**RECORD SET**
——

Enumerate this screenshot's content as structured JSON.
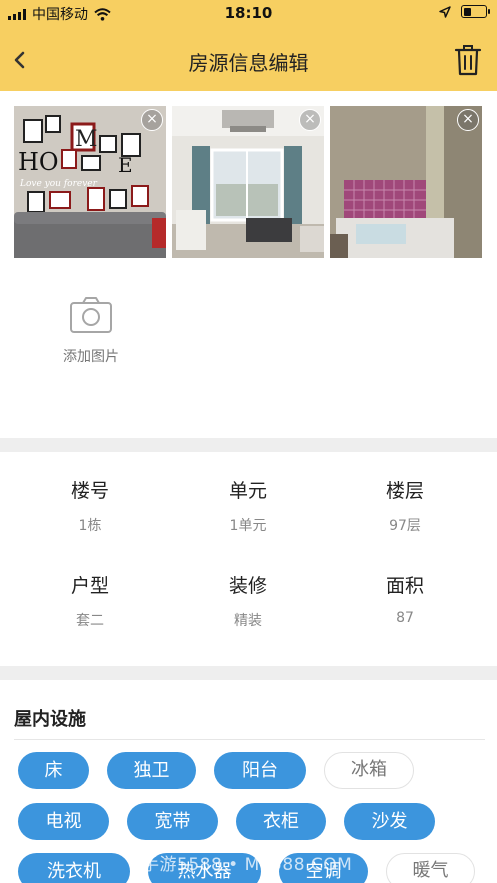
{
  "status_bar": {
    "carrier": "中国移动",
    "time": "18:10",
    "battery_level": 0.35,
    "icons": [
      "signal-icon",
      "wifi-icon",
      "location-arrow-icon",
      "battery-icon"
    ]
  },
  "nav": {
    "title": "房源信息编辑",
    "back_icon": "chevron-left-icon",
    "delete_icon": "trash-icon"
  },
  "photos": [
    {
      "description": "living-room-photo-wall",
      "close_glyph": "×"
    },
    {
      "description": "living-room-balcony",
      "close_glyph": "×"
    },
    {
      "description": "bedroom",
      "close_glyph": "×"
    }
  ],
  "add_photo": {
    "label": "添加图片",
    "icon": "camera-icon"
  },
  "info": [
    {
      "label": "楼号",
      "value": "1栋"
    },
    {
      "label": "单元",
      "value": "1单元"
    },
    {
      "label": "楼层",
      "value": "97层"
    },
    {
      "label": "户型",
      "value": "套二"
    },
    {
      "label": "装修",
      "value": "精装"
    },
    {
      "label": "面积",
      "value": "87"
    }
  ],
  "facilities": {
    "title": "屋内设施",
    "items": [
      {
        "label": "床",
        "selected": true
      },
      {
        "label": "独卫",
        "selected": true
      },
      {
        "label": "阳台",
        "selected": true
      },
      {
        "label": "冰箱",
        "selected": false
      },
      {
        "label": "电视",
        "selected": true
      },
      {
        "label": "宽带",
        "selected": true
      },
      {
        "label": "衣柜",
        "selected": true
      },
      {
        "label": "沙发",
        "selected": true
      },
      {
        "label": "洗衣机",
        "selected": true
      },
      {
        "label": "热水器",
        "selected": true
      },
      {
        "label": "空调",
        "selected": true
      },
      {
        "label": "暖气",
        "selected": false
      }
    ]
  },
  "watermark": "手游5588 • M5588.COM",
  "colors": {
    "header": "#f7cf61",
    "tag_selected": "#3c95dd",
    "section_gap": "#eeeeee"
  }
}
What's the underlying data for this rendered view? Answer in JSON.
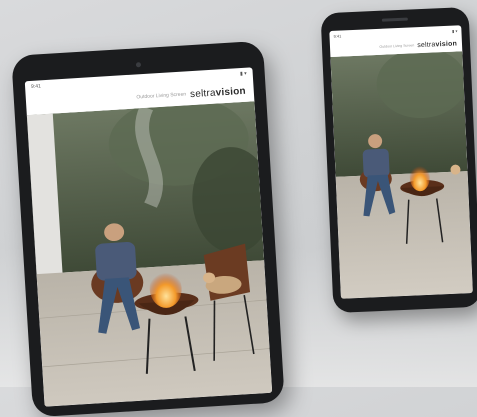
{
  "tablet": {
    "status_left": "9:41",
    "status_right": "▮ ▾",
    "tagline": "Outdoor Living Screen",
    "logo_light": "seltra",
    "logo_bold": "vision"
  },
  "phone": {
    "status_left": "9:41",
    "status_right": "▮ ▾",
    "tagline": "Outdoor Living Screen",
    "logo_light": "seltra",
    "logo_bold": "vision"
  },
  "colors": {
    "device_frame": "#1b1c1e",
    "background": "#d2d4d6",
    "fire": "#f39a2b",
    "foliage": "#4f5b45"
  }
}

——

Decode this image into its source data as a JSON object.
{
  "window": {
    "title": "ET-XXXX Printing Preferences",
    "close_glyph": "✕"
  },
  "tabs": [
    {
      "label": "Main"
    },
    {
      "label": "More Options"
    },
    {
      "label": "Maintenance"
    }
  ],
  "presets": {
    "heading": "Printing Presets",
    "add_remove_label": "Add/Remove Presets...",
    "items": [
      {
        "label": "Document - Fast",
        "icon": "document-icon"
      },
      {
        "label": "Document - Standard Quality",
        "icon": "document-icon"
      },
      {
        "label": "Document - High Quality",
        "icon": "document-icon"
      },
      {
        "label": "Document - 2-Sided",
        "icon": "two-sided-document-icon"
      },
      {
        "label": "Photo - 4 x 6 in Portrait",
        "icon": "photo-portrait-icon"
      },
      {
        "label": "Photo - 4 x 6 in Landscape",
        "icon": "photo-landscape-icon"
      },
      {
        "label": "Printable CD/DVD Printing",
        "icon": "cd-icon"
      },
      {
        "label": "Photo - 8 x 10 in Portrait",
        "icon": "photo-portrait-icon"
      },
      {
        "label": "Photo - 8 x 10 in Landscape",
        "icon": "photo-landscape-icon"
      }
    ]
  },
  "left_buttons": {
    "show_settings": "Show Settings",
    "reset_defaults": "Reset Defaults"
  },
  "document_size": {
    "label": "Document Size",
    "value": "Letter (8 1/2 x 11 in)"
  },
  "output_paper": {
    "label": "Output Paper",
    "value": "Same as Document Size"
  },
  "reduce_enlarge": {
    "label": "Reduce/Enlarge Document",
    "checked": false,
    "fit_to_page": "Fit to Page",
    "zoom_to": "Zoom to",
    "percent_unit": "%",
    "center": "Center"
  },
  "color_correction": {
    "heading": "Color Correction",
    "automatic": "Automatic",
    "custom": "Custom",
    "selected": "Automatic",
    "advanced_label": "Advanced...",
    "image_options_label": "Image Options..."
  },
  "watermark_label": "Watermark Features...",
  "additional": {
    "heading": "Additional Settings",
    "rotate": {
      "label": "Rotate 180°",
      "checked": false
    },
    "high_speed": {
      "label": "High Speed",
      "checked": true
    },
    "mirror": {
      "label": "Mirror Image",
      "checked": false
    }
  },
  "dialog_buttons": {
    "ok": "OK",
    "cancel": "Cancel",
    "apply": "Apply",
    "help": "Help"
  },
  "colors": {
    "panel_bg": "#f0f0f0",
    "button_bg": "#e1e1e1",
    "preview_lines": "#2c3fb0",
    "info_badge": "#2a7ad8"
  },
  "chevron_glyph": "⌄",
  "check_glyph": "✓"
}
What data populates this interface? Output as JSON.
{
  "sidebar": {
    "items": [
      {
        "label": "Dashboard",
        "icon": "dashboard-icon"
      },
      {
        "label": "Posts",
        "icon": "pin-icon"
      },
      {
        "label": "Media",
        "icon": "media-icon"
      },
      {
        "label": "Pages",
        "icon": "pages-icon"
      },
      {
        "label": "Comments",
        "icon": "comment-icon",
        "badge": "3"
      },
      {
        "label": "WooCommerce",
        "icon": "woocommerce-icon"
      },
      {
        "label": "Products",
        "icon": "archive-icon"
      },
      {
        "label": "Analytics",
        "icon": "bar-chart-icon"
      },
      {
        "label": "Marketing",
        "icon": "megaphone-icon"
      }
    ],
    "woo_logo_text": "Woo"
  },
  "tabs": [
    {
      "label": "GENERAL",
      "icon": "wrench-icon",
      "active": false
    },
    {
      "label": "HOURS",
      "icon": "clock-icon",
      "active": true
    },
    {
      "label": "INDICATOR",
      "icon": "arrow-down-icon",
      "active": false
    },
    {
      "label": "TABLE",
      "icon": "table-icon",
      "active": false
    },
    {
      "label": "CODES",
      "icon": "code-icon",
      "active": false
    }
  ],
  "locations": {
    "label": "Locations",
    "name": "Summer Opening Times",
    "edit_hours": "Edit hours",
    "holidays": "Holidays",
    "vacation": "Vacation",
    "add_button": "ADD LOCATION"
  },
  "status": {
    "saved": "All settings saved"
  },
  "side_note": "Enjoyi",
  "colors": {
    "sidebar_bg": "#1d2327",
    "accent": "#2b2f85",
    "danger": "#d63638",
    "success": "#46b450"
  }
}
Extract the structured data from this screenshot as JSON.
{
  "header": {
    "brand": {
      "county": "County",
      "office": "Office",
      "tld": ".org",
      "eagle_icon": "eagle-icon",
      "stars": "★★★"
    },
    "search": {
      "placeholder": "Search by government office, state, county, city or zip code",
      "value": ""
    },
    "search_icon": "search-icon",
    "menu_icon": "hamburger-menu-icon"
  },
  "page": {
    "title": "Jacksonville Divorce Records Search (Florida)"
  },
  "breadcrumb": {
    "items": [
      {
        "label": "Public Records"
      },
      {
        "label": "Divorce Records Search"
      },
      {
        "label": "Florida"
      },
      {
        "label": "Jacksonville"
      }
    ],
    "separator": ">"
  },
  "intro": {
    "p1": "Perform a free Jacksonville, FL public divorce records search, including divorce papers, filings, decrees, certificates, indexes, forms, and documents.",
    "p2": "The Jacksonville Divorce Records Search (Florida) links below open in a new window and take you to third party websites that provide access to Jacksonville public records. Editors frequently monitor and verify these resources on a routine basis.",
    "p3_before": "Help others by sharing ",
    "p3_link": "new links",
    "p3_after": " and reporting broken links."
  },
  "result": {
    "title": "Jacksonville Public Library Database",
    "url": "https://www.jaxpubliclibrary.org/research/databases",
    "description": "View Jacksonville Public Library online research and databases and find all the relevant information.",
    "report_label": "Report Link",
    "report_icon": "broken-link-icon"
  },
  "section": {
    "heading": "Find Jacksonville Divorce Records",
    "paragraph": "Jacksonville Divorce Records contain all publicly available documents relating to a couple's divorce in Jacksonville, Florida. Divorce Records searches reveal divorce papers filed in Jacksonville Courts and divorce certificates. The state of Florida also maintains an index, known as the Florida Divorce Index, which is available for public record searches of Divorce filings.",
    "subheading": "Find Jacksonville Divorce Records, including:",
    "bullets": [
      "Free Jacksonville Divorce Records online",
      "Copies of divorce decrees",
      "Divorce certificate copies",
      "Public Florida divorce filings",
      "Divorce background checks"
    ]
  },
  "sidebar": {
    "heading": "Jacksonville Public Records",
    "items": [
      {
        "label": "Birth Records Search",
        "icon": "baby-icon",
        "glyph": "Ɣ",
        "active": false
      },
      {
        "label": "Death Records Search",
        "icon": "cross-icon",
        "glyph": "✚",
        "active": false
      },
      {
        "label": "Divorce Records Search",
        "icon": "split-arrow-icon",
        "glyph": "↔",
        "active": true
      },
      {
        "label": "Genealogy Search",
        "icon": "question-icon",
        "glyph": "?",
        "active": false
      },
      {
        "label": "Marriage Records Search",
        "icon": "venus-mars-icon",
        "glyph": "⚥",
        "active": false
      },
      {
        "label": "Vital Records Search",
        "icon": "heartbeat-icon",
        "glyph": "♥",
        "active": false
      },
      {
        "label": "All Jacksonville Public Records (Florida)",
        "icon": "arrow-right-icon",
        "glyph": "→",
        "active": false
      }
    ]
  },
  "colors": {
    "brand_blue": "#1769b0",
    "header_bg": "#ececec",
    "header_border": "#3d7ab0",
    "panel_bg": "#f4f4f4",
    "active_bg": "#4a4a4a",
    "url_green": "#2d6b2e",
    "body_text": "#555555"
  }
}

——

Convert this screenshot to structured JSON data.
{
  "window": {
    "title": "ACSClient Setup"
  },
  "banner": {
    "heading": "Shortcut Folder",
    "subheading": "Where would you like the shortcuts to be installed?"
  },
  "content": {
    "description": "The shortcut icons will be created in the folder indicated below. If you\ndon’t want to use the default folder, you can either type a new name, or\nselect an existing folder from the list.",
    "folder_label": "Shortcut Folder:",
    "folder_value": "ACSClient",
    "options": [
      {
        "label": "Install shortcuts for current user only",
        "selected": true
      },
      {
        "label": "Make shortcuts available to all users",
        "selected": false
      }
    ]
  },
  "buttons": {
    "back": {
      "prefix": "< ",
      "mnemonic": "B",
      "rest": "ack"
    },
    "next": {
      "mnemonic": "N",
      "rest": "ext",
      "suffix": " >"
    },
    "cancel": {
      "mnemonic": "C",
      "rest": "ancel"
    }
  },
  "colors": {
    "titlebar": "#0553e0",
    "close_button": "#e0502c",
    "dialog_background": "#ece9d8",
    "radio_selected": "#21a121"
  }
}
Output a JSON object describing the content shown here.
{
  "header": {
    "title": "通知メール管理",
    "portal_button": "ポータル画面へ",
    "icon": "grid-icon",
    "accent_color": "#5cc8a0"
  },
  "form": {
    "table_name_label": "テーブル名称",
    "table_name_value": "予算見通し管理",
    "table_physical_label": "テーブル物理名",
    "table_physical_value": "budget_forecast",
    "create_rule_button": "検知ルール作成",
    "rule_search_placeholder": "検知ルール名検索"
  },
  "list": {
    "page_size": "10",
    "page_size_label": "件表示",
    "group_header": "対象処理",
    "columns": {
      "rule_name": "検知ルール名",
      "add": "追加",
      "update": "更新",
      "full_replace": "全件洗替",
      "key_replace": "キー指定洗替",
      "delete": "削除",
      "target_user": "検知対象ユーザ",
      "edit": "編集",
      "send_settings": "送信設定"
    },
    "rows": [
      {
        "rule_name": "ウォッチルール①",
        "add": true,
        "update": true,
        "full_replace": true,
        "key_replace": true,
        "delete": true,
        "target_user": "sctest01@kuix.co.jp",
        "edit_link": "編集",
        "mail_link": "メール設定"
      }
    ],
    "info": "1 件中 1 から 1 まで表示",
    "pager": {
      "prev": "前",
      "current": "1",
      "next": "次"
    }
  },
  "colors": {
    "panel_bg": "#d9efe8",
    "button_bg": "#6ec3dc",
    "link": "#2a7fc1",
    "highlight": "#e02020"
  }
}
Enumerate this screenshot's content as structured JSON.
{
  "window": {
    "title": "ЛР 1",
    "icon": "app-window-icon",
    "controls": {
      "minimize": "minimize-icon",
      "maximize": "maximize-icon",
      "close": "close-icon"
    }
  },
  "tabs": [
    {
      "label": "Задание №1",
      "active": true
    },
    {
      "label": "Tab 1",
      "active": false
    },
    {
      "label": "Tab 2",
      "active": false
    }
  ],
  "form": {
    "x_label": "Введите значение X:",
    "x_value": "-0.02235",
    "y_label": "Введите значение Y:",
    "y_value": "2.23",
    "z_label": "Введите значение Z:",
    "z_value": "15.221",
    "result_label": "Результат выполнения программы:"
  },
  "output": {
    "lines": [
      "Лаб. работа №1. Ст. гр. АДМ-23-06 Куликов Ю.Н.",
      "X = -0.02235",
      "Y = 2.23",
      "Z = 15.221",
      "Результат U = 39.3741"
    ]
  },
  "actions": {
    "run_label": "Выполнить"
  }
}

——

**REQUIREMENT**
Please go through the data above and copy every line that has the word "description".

**SOLUTION BELOW**
      "description": "living-room-photo-wall",
      "description": "living-room-balcony",
      "description": "bedroom",
    "description": "View Jacksonville Public Library online research and databases and find all the relevant information.",
    "description": "The shortcut icons will be created in the folder indicated below. If you\ndon’t want to use the default folder, you can either type a new name, or\nselect an existing folder from the list.",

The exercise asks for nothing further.